As the Blackhawks continue to look futile with a man advantage, the importance of special teams play when trying to win a Stanley Cup has come into focus for Chicago.
Could the Hawks’ achilles heel – a miserable powerplay – lead to an upset? History shows us it’s the penalty kill that’s more important to postseason success.
To say the Blackhawks have been pathetic on the powerplay lately is an understatement.
Since scoring two powerplay goals in an 8-1 win at Dallas on March 16 (13 games), the Blackhawks have converted only twice in 31 opportunities, and enter Monday’s action ranked 21st in the NHL (15.9 percent).
However, being ranked in the lower half of the league is nothing new to Cup champions.
None of the last four Stanley Cup champions – Los Angeles, Boston, Chicago and Pittsburgh – were ranked in the league’s upper half on powerplay during the regular season of their respective Cup-winning seasons.
- 2012 – Los Angeles – 17th – 16.9%
- 2011 – Boston – 20th – 16.2%
- 2010 – Blackhawks – 16th – 17.7%
- 2009 – Pittsburgh – 20th – 17.2%
As you can see, the success rate varied as did the overall rankings for these teams, but none of them was overwhelming on their powerplay.
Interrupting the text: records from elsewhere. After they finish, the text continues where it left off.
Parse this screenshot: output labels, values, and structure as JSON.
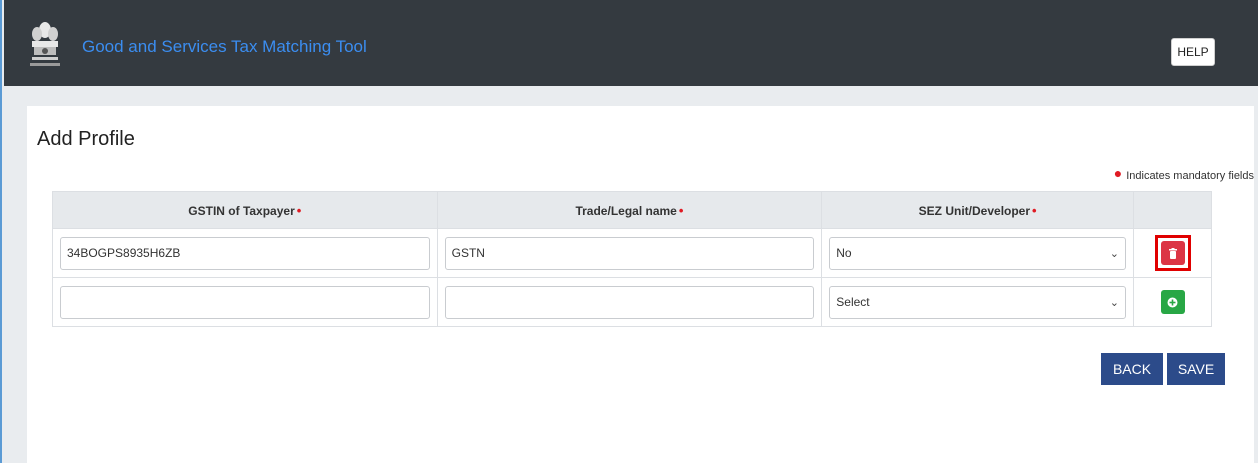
{
  "header": {
    "app_title": "Good and Services Tax Matching Tool",
    "help_label": "HELP"
  },
  "page": {
    "title": "Add Profile",
    "mandatory_note": "Indicates mandatory fields"
  },
  "table": {
    "columns": [
      "GSTIN of Taxpayer",
      "Trade/Legal name",
      "SEZ Unit/Developer"
    ],
    "rows": [
      {
        "gstin": "34BOGPS8935H6ZB",
        "name": "GSTN",
        "sez": "No",
        "action": "delete"
      },
      {
        "gstin": "",
        "name": "",
        "sez": "Select",
        "action": "add"
      }
    ]
  },
  "buttons": {
    "back": "BACK",
    "save": "SAVE"
  },
  "colors": {
    "header_bg": "#343a40",
    "title": "#3b8df0",
    "primary": "#2c4b8a",
    "danger": "#dc3545",
    "success": "#28a745",
    "required": "#e01b24"
  }
}
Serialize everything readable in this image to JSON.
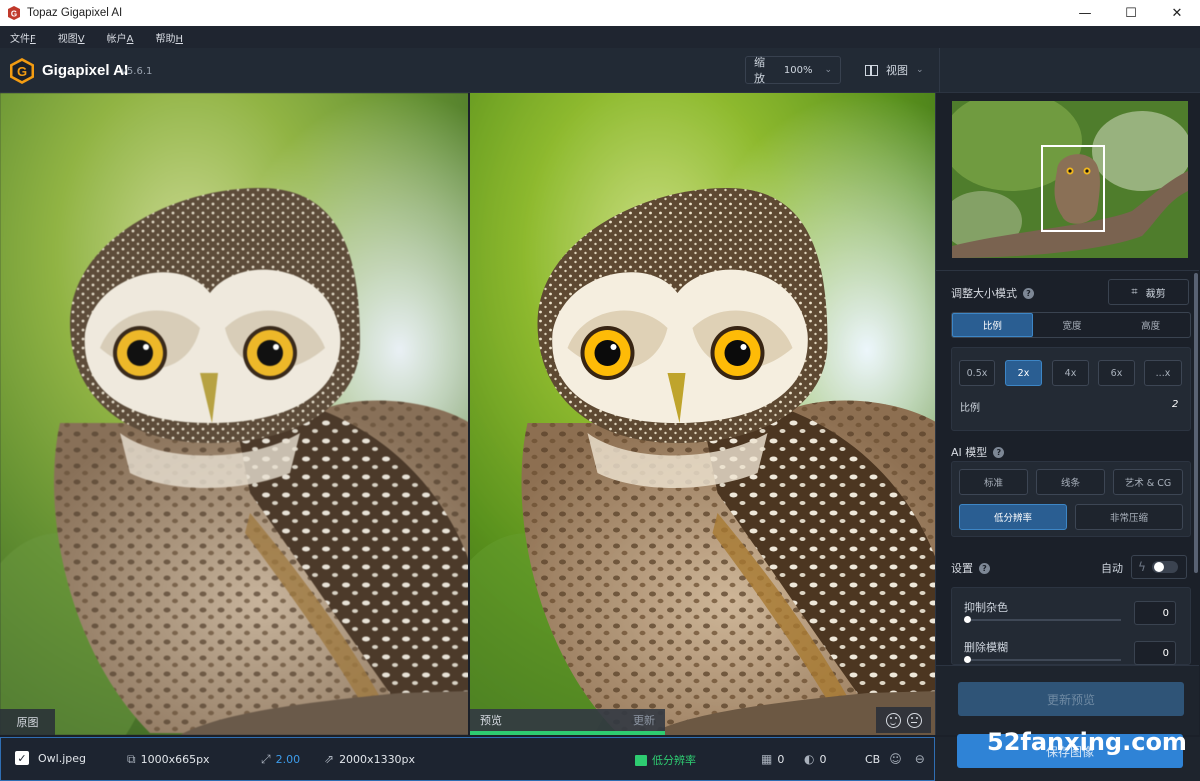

Getting something – indeed anything – out of the powerplay at this stage in the season would be a huge positive for the Blackhawks as they chase home-ice throughout the postseason and the Presidents Trophy.
Since the last lockout, though, history shows that a dominant penalty kill is the more important of the two special teams. When we contrast the success these teams had while killing their opponents’ advantage, the theme becomes more clear which special teams unit carries more weight when chasing the Cup.
Here are the last four champions and the current Blackhawks (followed by the number of short-handed goals scored):
- 2013 – Blackhawks – 5th – 85.8% (5 shg)
- 2012 – Los Angeles – 4th – 87.0% (9 shg)
- 2011 – Boston – 16th – 82.6% (11 shg)
- 2010 – Blackhawks – 5th – 85.0% (13 shg)
- 2009 – Pittsburgh – 8th – 82.7% (7 shg)
If we look back and include the 2007-08 Detroit Red Wings (8th – 84.0% – 5 shg), four of the last five champions have ranked in the league’s top ten in penalty killing. Boston’s 2010-11 season was a true outlier; they were mediocre on both special teams throughout that regular season.
Over the same 13-game stretch of powerplay failure, the Hawks’ penalty kill unit has been exceptional, killing 25 of 26 (96.2 percent).